Fewer Blue-Collar Lawmakers in Maine’s Legislature: Public Financing Cut by the U.S. Supreme Court on Free Speech Grounds

In 1996, Maine became the first American state to enact a public financing system for statewide elections. Voters passed a referendum by which the government provides money to candidates who meet a threshold of fundraising in $5 increments from voters in their districts. Before 2011, candidates got matching funds from the government if an opponent was funding his or her campaign with their own money, or if an outside group was spending money on the race over a certain amount.[i] The reason for the discontinuance of the matching funds and the subsequent impact on the number of blue-collar people running for office and being in the legislature demonstrate that the public financing of political campaigns can have a huge impact on both political campaigns and representation in a legislative chamber.

The complete essay is at "Blue-Collar Lawmakers in Maine."

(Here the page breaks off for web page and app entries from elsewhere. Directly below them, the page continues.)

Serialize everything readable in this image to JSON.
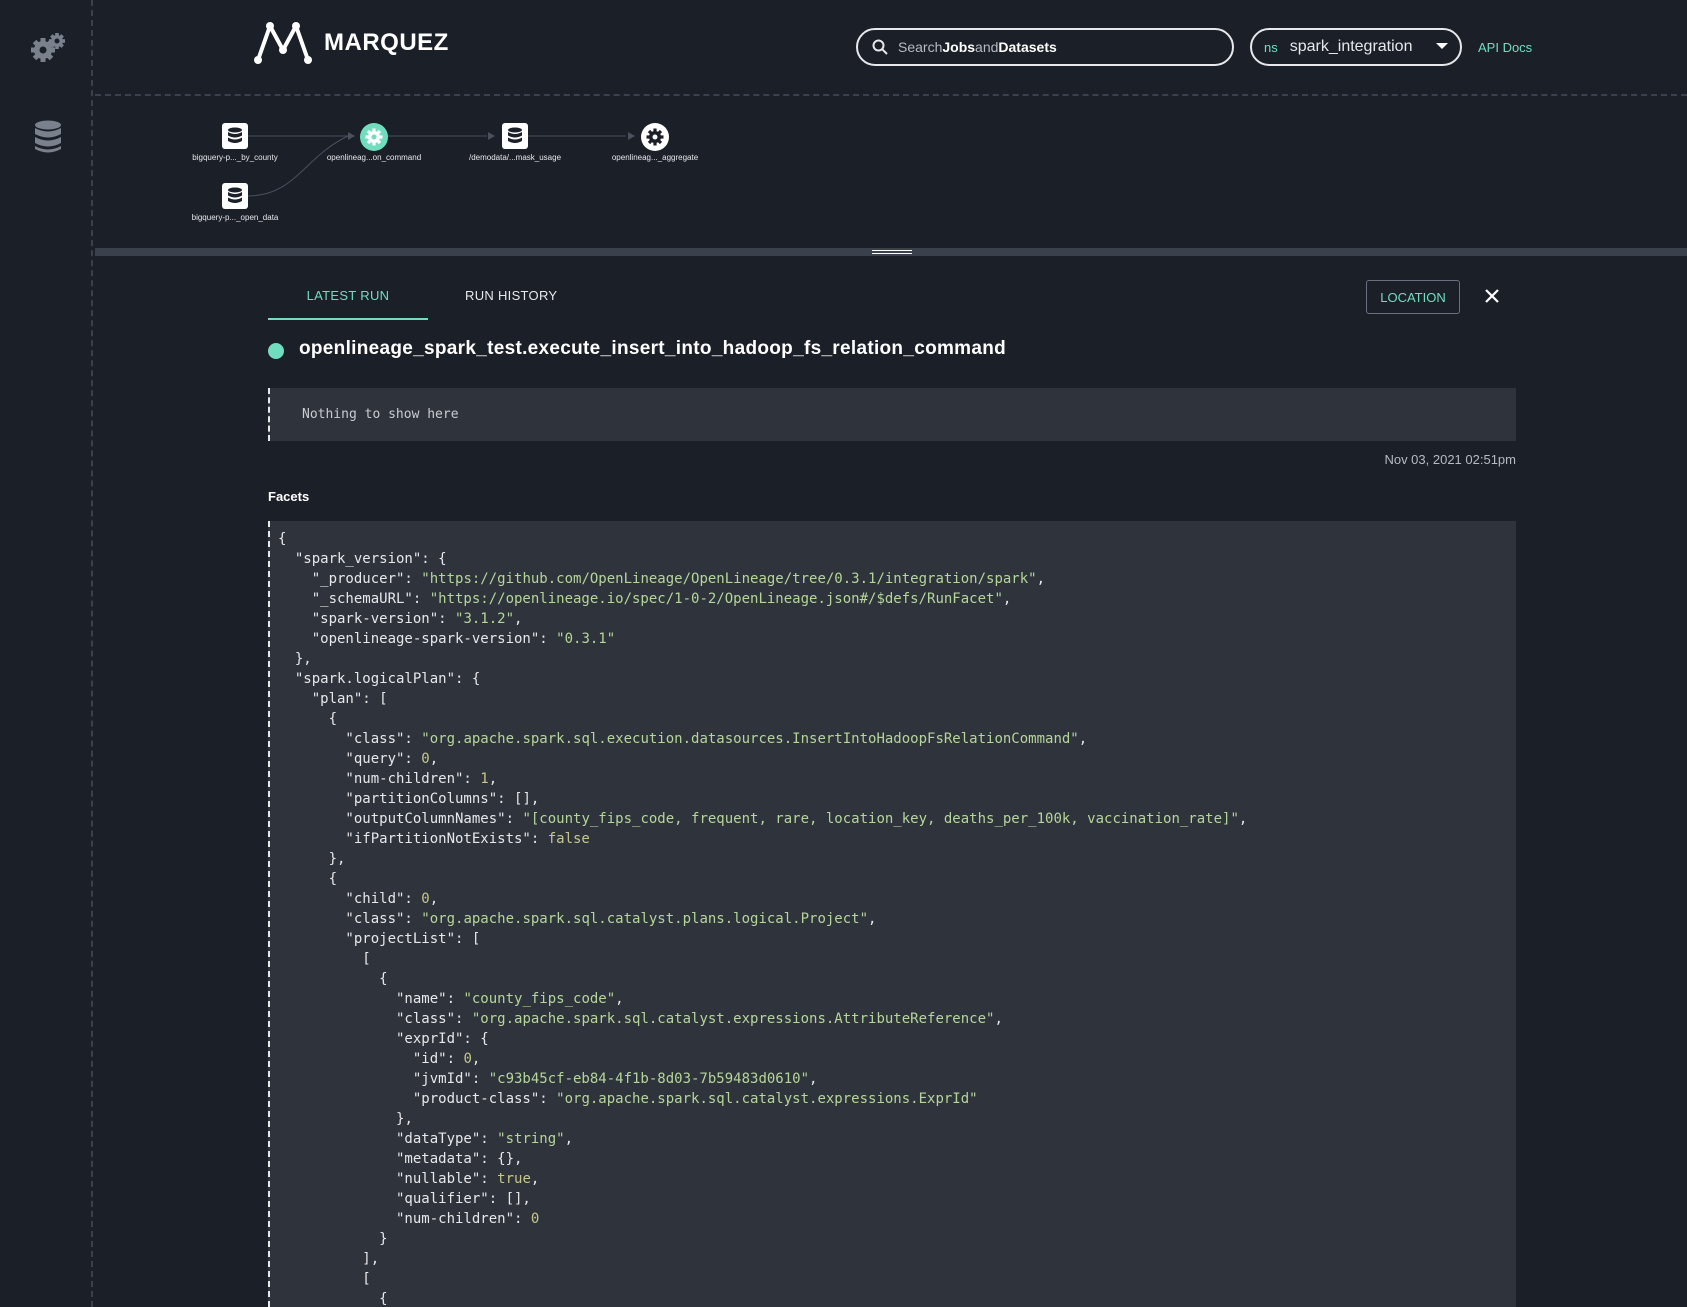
{
  "app": {
    "name": "MARQUEZ"
  },
  "header": {
    "search": {
      "prefix": "Search",
      "jobs": "Jobs",
      "and": "and",
      "datasets": "Datasets"
    },
    "namespace": {
      "label": "ns",
      "value": "spark_integration"
    },
    "api_docs": "API Docs"
  },
  "sidebar": {
    "items": [
      {
        "icon": "gear-icon"
      },
      {
        "icon": "database-icon"
      }
    ]
  },
  "graph": {
    "nodes": [
      {
        "label": "bigquery-p..._by_county",
        "type": "dataset"
      },
      {
        "label": "openlineag...on_command",
        "type": "job",
        "selected": true
      },
      {
        "label": "/demodata/...mask_usage",
        "type": "dataset"
      },
      {
        "label": "openlineag..._aggregate",
        "type": "job"
      },
      {
        "label": "bigquery-p..._open_data",
        "type": "dataset"
      }
    ]
  },
  "tabs": {
    "latest_run": "LATEST RUN",
    "run_history": "RUN HISTORY"
  },
  "location_button": "LOCATION",
  "job": {
    "title": "openlineage_spark_test.execute_insert_into_hadoop_fs_relation_command",
    "status_color": "#71ddbf"
  },
  "empty_message": "Nothing to show here",
  "timestamp": "Nov 03, 2021 02:51pm",
  "facets_label": "Facets",
  "code_lines": [
    {
      "indent": 0,
      "key": "",
      "val": "{",
      "type": "p"
    },
    {
      "indent": 2,
      "key": "\"spark_version\": ",
      "val": "{",
      "type": "p"
    },
    {
      "indent": 4,
      "key": "\"_producer\": ",
      "val": "\"https://github.com/OpenLineage/OpenLineage/tree/0.3.1/integration/spark\"",
      "type": "s",
      "tail": ","
    },
    {
      "indent": 4,
      "key": "\"_schemaURL\": ",
      "val": "\"https://openlineage.io/spec/1-0-2/OpenLineage.json#/$defs/RunFacet\"",
      "type": "s",
      "tail": ","
    },
    {
      "indent": 4,
      "key": "\"spark-version\": ",
      "val": "\"3.1.2\"",
      "type": "s",
      "tail": ","
    },
    {
      "indent": 4,
      "key": "\"openlineage-spark-version\": ",
      "val": "\"0.3.1\"",
      "type": "s"
    },
    {
      "indent": 2,
      "key": "",
      "val": "},",
      "type": "p"
    },
    {
      "indent": 2,
      "key": "\"spark.logicalPlan\": ",
      "val": "{",
      "type": "p"
    },
    {
      "indent": 4,
      "key": "\"plan\": ",
      "val": "[",
      "type": "p"
    },
    {
      "indent": 6,
      "key": "",
      "val": "{",
      "type": "p"
    },
    {
      "indent": 8,
      "key": "\"class\": ",
      "val": "\"org.apache.spark.sql.execution.datasources.InsertIntoHadoopFsRelationCommand\"",
      "type": "s",
      "tail": ","
    },
    {
      "indent": 8,
      "key": "\"query\": ",
      "val": "0",
      "type": "n",
      "tail": ","
    },
    {
      "indent": 8,
      "key": "\"num-children\": ",
      "val": "1",
      "type": "n",
      "tail": ","
    },
    {
      "indent": 8,
      "key": "\"partitionColumns\": ",
      "val": "[],",
      "type": "p"
    },
    {
      "indent": 8,
      "key": "\"outputColumnNames\": ",
      "val": "\"[county_fips_code, frequent, rare, location_key, deaths_per_100k, vaccination_rate]\"",
      "type": "s",
      "tail": ","
    },
    {
      "indent": 8,
      "key": "\"ifPartitionNotExists\": ",
      "val": "false",
      "type": "b"
    },
    {
      "indent": 6,
      "key": "",
      "val": "},",
      "type": "p"
    },
    {
      "indent": 6,
      "key": "",
      "val": "{",
      "type": "p"
    },
    {
      "indent": 8,
      "key": "\"child\": ",
      "val": "0",
      "type": "n",
      "tail": ","
    },
    {
      "indent": 8,
      "key": "\"class\": ",
      "val": "\"org.apache.spark.sql.catalyst.plans.logical.Project\"",
      "type": "s",
      "tail": ","
    },
    {
      "indent": 8,
      "key": "\"projectList\": ",
      "val": "[",
      "type": "p"
    },
    {
      "indent": 10,
      "key": "",
      "val": "[",
      "type": "p"
    },
    {
      "indent": 12,
      "key": "",
      "val": "{",
      "type": "p"
    },
    {
      "indent": 14,
      "key": "\"name\": ",
      "val": "\"county_fips_code\"",
      "type": "s",
      "tail": ","
    },
    {
      "indent": 14,
      "key": "\"class\": ",
      "val": "\"org.apache.spark.sql.catalyst.expressions.AttributeReference\"",
      "type": "s",
      "tail": ","
    },
    {
      "indent": 14,
      "key": "\"exprId\": ",
      "val": "{",
      "type": "p"
    },
    {
      "indent": 16,
      "key": "\"id\": ",
      "val": "0",
      "type": "n",
      "tail": ","
    },
    {
      "indent": 16,
      "key": "\"jvmId\": ",
      "val": "\"c93b45cf-eb84-4f1b-8d03-7b59483d0610\"",
      "type": "s",
      "tail": ","
    },
    {
      "indent": 16,
      "key": "\"product-class\": ",
      "val": "\"org.apache.spark.sql.catalyst.expressions.ExprId\"",
      "type": "s"
    },
    {
      "indent": 14,
      "key": "",
      "val": "},",
      "type": "p"
    },
    {
      "indent": 14,
      "key": "\"dataType\": ",
      "val": "\"string\"",
      "type": "s",
      "tail": ","
    },
    {
      "indent": 14,
      "key": "\"metadata\": ",
      "val": "{},",
      "type": "p"
    },
    {
      "indent": 14,
      "key": "\"nullable\": ",
      "val": "true",
      "type": "b",
      "tail": ","
    },
    {
      "indent": 14,
      "key": "\"qualifier\": ",
      "val": "[],",
      "type": "p"
    },
    {
      "indent": 14,
      "key": "\"num-children\": ",
      "val": "0",
      "type": "n"
    },
    {
      "indent": 12,
      "key": "",
      "val": "}",
      "type": "p"
    },
    {
      "indent": 10,
      "key": "",
      "val": "],",
      "type": "p"
    },
    {
      "indent": 10,
      "key": "",
      "val": "[",
      "type": "p"
    },
    {
      "indent": 12,
      "key": "",
      "val": "{",
      "type": "p"
    }
  ]
}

1. Paul Blumenthal, “Maine Voters Hope to Restore Their Revolutionary Election System,” The Huffington Post, September 4, 2015.